The biweekly payment system is a highly publicized way for people to save money on their mortgage. The math is simple and will be explained below, but there are some things you should know before you decide to enact this plan. First, although it is true that you will save money in the long run (and it could be a lot of money) due to not having to pay as much interest on your loan, this biweekly payment system effectively causes you to make one extra mortgage payment each year. Therefore, if you are extremely strapped for cash, this plan may not be the best idea for you. Second, this plan assumes that the house upon which you enact this plan is going to be the house that you are going live in for a long time. Therefore, if you are looking at investment properties or some other short term ownership situation, this plan is not for you.

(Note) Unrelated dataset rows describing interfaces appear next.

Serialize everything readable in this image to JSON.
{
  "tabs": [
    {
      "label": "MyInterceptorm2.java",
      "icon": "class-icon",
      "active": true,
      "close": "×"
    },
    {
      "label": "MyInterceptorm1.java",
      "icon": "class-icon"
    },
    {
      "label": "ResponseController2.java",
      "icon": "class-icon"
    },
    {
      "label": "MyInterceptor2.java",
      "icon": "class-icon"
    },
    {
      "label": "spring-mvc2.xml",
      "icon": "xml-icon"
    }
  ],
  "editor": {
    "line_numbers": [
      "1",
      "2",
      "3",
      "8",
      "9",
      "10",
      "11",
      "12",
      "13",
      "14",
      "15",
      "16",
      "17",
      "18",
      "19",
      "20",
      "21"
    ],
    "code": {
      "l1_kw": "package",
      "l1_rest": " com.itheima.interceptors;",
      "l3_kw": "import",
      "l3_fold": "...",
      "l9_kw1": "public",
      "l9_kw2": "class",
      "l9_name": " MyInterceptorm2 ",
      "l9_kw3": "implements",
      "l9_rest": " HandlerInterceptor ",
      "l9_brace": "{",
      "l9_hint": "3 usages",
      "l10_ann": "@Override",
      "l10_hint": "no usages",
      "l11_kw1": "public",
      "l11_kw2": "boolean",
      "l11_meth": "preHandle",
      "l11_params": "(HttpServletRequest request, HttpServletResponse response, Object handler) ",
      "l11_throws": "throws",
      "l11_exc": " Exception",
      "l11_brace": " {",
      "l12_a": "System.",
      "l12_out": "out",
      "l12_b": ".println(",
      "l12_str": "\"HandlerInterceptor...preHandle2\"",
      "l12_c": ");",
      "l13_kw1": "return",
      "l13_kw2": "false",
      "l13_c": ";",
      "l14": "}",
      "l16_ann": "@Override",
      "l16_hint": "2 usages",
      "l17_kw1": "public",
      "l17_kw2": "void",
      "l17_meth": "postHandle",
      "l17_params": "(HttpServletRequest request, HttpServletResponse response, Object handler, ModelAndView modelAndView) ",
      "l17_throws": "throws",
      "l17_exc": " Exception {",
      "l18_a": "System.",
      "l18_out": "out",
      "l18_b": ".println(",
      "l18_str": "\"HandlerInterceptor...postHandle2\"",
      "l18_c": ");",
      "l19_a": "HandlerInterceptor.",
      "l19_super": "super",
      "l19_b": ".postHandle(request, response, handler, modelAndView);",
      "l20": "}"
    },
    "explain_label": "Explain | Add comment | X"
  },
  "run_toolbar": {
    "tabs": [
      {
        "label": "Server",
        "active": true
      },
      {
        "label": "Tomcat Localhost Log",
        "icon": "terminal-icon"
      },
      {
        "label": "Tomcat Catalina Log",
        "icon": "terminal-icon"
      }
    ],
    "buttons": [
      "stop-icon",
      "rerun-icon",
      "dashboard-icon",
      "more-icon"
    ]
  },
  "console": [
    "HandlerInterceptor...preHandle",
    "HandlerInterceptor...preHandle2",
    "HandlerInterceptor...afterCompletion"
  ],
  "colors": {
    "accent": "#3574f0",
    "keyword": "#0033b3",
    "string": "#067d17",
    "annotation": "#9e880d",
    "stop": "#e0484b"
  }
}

As stated above, the math is fairly simple. Basically, by enacting this plan you will be making one extra mortgage payment per year. Over the life of your loan, this could save you literally thousands of dollars in interest payments. This occurs because you pay your loan of sooner. The example I am going to use is going to consist of very simple numbers. Keep in mind that everything is proportionate and therefore, if your principle mortgage amount is higher, your payments will obviously be higher.
Let us assume that you have a mortgage and that your monthly payment is $1,000 (inclusive of principle, interest, taxes, and insurance). Obviously, if this inclusive payment is $1,000 per month, your principle mortgage amount is not that large. Back to the point; if your mortgage payment is $1,000 per month, you will pay $12,000 per year towards your mortgage (including principle, interest, taxes, and insurance). However, because of the interest rate and other elements, the principle mortgage amount will barely decrease. The bottom line is, if you pay monthly, you will have paid $12,000 per year.
On the other hand, you can pay biweekly. Biweekly means that you pay your mortgage every two weeks. Keep in mind that this does not mean that you pay the full mortgage payment every two weeks. If such was the case, you would have to pay $24,000 per year (in our example) and probably could not financially survive in such a situation. When you pay on a biweekly schedule, you cut your mortgage payment in half. Therefore, using our example, you would pay $500 every two weeks. You may be thinking that since there are about four weeks in a month that the math should equal out. However, since there are almost never exactly four weeks in month, the math comes out differently.
There are 52 weeks in one calendar year. However, because you will be paying biweekly, we have to divide those 52 weeks by 2. Therefore, we are left with 26 weeks. Therefore, if we pay $500 biweekly, we multiply 26 by $500. This equals total yearly payments of $13,000. Therefore, you have made an additional payment for the year.
The theory behind this kind of payment schedule is that you will not even notice the extra payment because the biweekly system will become a habit for you. However, it is important to note that you have to notify your lender that you are going to be doing this payment plan or else your payments will continue to come on a monthly basis.
The choice is up to you. Analyze your situation and you intentions with the property in which you live and decide if such a plan is right for you.